- Excerpts from an interface dataset -
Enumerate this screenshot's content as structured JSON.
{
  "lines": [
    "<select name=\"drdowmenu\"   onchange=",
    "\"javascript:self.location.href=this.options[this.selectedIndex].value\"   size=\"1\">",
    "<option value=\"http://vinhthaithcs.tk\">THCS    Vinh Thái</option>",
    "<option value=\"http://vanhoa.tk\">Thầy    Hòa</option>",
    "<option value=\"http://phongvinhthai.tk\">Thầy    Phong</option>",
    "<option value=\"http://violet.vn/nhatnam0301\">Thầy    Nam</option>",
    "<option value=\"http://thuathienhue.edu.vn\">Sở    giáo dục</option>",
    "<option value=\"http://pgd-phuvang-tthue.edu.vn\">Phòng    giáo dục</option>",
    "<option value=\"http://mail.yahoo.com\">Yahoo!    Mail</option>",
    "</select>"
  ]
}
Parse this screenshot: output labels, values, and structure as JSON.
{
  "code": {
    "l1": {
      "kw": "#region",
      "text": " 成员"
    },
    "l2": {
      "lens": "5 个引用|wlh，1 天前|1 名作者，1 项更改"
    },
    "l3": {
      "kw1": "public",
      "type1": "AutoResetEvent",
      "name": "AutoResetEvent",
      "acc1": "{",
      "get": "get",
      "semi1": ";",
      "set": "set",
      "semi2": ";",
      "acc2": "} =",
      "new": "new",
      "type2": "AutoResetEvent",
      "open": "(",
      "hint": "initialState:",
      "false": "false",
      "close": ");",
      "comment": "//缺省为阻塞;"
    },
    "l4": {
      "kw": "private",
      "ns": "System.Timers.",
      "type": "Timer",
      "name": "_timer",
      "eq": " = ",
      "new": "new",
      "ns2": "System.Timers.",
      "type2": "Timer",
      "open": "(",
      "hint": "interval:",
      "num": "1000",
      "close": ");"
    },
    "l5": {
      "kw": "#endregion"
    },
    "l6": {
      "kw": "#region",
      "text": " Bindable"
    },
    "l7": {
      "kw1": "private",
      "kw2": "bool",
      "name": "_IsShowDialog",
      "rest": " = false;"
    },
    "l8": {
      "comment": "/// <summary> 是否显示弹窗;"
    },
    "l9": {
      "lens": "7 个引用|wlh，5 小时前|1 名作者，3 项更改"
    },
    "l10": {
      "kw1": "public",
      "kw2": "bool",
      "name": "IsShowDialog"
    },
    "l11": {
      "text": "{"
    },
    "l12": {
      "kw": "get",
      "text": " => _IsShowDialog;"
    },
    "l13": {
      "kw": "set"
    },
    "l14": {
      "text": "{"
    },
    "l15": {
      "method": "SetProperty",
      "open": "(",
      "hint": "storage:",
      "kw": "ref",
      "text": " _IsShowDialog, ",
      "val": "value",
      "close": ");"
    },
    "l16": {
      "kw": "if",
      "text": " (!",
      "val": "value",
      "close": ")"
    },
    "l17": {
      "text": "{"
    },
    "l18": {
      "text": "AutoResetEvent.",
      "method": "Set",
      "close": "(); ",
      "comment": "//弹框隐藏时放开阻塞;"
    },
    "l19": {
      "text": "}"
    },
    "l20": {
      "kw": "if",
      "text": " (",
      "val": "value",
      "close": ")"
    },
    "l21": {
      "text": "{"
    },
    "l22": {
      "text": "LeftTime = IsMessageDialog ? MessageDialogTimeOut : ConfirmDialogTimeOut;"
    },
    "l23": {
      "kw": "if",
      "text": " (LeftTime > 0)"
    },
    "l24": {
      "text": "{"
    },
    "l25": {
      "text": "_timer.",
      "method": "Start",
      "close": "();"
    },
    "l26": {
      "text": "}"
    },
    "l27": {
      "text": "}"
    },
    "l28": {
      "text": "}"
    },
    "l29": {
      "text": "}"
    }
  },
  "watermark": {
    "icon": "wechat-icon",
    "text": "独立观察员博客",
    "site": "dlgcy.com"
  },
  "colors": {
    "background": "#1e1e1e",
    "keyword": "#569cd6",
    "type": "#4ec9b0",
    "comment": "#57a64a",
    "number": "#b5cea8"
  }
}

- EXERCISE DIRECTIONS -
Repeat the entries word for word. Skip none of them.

- TASK RESPONSE -
Enumerate this screenshot's content as structured JSON.
{
  "lines": [
    "<select name=\"drdowmenu\"   onchange=",
    "\"javascript:self.location.href=this.options[this.selectedIndex].value\"   size=\"1\">",
    "<option value=\"http://vinhthaithcs.tk\">THCS    Vinh Thái</option>",
    "<option value=\"http://vanhoa.tk\">Thầy    Hòa</option>",
    "<option value=\"http://phongvinhthai.tk\">Thầy    Phong</option>",
    "<option value=\"http://violet.vn/nhatnam0301\">Thầy    Nam</option>",
    "<option value=\"http://thuathienhue.edu.vn\">Sở    giáo dục</option>",
    "<option value=\"http://pgd-phuvang-tthue.edu.vn\">Phòng    giáo dục</option>",
    "<option value=\"http://mail.yahoo.com\">Yahoo!    Mail</option>",
    "</select>"
  ]
}
Parse this screenshot: output labels, values, and structure as JSON.
{
  "code": {
    "l1": {
      "kw": "#region",
      "text": " 成员"
    },
    "l2": {
      "lens": "5 个引用|wlh，1 天前|1 名作者，1 项更改"
    },
    "l3": {
      "kw1": "public",
      "type1": "AutoResetEvent",
      "name": "AutoResetEvent",
      "acc1": "{",
      "get": "get",
      "semi1": ";",
      "set": "set",
      "semi2": ";",
      "acc2": "} =",
      "new": "new",
      "type2": "AutoResetEvent",
      "open": "(",
      "hint": "initialState:",
      "false": "false",
      "close": ");",
      "comment": "//缺省为阻塞;"
    },
    "l4": {
      "kw": "private",
      "ns": "System.Timers.",
      "type": "Timer",
      "name": "_timer",
      "eq": " = ",
      "new": "new",
      "ns2": "System.Timers.",
      "type2": "Timer",
      "open": "(",
      "hint": "interval:",
      "num": "1000",
      "close": ");"
    },
    "l5": {
      "kw": "#endregion"
    },
    "l6": {
      "kw": "#region",
      "text": " Bindable"
    },
    "l7": {
      "kw1": "private",
      "kw2": "bool",
      "name": "_IsShowDialog",
      "rest": " = false;"
    },
    "l8": {
      "comment": "/// <summary> 是否显示弹窗;"
    },
    "l9": {
      "lens": "7 个引用|wlh，5 小时前|1 名作者，3 项更改"
    },
    "l10": {
      "kw1": "public",
      "kw2": "bool",
      "name": "IsShowDialog"
    },
    "l11": {
      "text": "{"
    },
    "l12": {
      "kw": "get",
      "text": " => _IsShowDialog;"
    },
    "l13": {
      "kw": "set"
    },
    "l14": {
      "text": "{"
    },
    "l15": {
      "method": "SetProperty",
      "open": "(",
      "hint": "storage:",
      "kw": "ref",
      "text": " _IsShowDialog, ",
      "val": "value",
      "close": ");"
    },
    "l16": {
      "kw": "if",
      "text": " (!",
      "val": "value",
      "close": ")"
    },
    "l17": {
      "text": "{"
    },
    "l18": {
      "text": "AutoResetEvent.",
      "method": "Set",
      "close": "(); ",
      "comment": "//弹框隐藏时放开阻塞;"
    },
    "l19": {
      "text": "}"
    },
    "l20": {
      "kw": "if",
      "text": " (",
      "val": "value",
      "close": ")"
    },
    "l21": {
      "text": "{"
    },
    "l22": {
      "text": "LeftTime = IsMessageDialog ? MessageDialogTimeOut : ConfirmDialogTimeOut;"
    },
    "l23": {
      "kw": "if",
      "text": " (LeftTime > 0)"
    },
    "l24": {
      "text": "{"
    },
    "l25": {
      "text": "_timer.",
      "method": "Start",
      "close": "();"
    },
    "l26": {
      "text": "}"
    },
    "l27": {
      "text": "}"
    },
    "l28": {
      "text": "}"
    },
    "l29": {
      "text": "}"
    }
  },
  "watermark": {
    "icon": "wechat-icon",
    "text": "独立观察员博客",
    "site": "dlgcy.com"
  },
  "colors": {
    "background": "#1e1e1e",
    "keyword": "#569cd6",
    "type": "#4ec9b0",
    "comment": "#57a64a",
    "number": "#b5cea8"
  }
}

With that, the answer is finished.